Once we had gotten our primary shots necessary for the article we decided to wait around for the sun to go down. I had speculated based on the clouds in the sky we would be blessed with a beautiful sunset and I was not mistaken.
By the end of the shoot Steve was so into things he didnt mind waiting around for me to take a few extra photos as the sun went down. These were definitely trickier to light but thankfully the Profoto B1x allows you to dial down the power pretty low. Combined with a double diffused soft lighter ii modifier and a bit of feathering, I was able to create this Ford Truck ad inspired shot. The sunset was beyond beautiful. I didn’t want to leave, but we had plans to stop in one of the local restaurants Steve does work with in Yuma and a nice 4 hour long drive home.

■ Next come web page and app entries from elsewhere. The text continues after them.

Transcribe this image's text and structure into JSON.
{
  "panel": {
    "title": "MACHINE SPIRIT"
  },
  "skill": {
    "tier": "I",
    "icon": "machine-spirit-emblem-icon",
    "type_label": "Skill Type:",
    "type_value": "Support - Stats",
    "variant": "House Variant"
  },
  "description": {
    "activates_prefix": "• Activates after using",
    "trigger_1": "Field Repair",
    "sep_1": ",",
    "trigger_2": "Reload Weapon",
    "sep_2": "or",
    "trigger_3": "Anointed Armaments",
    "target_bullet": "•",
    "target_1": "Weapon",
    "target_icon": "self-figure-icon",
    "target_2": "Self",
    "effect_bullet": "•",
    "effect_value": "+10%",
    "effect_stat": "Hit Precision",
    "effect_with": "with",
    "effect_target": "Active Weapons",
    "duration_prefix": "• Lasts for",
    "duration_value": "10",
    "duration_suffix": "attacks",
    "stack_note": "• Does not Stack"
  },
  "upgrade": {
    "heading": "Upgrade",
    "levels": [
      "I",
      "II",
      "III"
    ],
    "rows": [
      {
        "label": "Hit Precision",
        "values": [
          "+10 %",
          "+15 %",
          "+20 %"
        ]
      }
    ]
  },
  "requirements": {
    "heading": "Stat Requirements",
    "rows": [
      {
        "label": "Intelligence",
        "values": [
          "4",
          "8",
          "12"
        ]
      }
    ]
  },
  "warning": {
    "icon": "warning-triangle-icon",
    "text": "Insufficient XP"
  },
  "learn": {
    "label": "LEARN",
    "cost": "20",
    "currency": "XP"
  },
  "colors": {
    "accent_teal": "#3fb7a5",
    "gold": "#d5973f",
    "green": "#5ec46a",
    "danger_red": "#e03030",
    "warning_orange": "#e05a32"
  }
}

This shoot will most likely remain one of the most memorable and fun experiences I’ve had as a professional photographer. Everyone was so nice and accommodating, the scenery was gorgeous, and the photos we created were perfect. I will no longer look at Yuma as just a pitstop between Phoenix and San Diego. I have a newfound respect for it’s hidden beauty.